Activity: Please copy the material under this line exactly, keeping every line.
::: Excerpted data :::
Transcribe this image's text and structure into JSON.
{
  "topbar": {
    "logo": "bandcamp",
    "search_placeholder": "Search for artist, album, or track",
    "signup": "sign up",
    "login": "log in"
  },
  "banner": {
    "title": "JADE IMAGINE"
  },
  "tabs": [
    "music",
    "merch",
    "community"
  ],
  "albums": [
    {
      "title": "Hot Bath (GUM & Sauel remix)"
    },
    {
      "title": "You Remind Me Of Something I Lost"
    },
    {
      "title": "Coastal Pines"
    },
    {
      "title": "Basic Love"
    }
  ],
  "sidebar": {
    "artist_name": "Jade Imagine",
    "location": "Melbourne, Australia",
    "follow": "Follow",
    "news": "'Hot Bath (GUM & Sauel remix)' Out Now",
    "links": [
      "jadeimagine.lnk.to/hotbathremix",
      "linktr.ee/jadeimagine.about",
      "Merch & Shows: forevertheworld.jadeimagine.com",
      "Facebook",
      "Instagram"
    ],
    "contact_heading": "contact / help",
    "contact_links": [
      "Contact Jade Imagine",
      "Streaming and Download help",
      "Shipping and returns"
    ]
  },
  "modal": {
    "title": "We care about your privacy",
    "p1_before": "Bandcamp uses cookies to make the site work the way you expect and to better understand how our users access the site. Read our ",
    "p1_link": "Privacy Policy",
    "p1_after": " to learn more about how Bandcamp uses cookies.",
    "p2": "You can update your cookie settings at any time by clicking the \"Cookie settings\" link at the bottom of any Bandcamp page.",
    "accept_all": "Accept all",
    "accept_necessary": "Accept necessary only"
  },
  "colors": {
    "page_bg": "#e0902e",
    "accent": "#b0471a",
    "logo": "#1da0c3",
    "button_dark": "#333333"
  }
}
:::
Answer to this problem:
Transcribe this image's text and structure into JSON.
{
  "topbar": {
    "logo": "bandcamp",
    "search_placeholder": "Search for artist, album, or track",
    "signup": "sign up",
    "login": "log in"
  },
  "banner": {
    "title": "JADE IMAGINE"
  },
  "tabs": [
    "music",
    "merch",
    "community"
  ],
  "albums": [
    {
      "title": "Hot Bath (GUM & Sauel remix)"
    },
    {
      "title": "You Remind Me Of Something I Lost"
    },
    {
      "title": "Coastal Pines"
    },
    {
      "title": "Basic Love"
    }
  ],
  "sidebar": {
    "artist_name": "Jade Imagine",
    "location": "Melbourne, Australia",
    "follow": "Follow",
    "news": "'Hot Bath (GUM & Sauel remix)' Out Now",
    "links": [
      "jadeimagine.lnk.to/hotbathremix",
      "linktr.ee/jadeimagine.about",
      "Merch & Shows: forevertheworld.jadeimagine.com",
      "Facebook",
      "Instagram"
    ],
    "contact_heading": "contact / help",
    "contact_links": [
      "Contact Jade Imagine",
      "Streaming and Download help",
      "Shipping and returns"
    ]
  },
  "modal": {
    "title": "We care about your privacy",
    "p1_before": "Bandcamp uses cookies to make the site work the way you expect and to better understand how our users access the site. Read our ",
    "p1_link": "Privacy Policy",
    "p1_after": " to learn more about how Bandcamp uses cookies.",
    "p2": "You can update your cookie settings at any time by clicking the \"Cookie settings\" link at the bottom of any Bandcamp page.",
    "accept_all": "Accept all",
    "accept_necessary": "Accept necessary only"
  },
  "colors": {
    "page_bg": "#e0902e",
    "accent": "#b0471a",
    "logo": "#1da0c3",
    "button_dark": "#333333"
  }
}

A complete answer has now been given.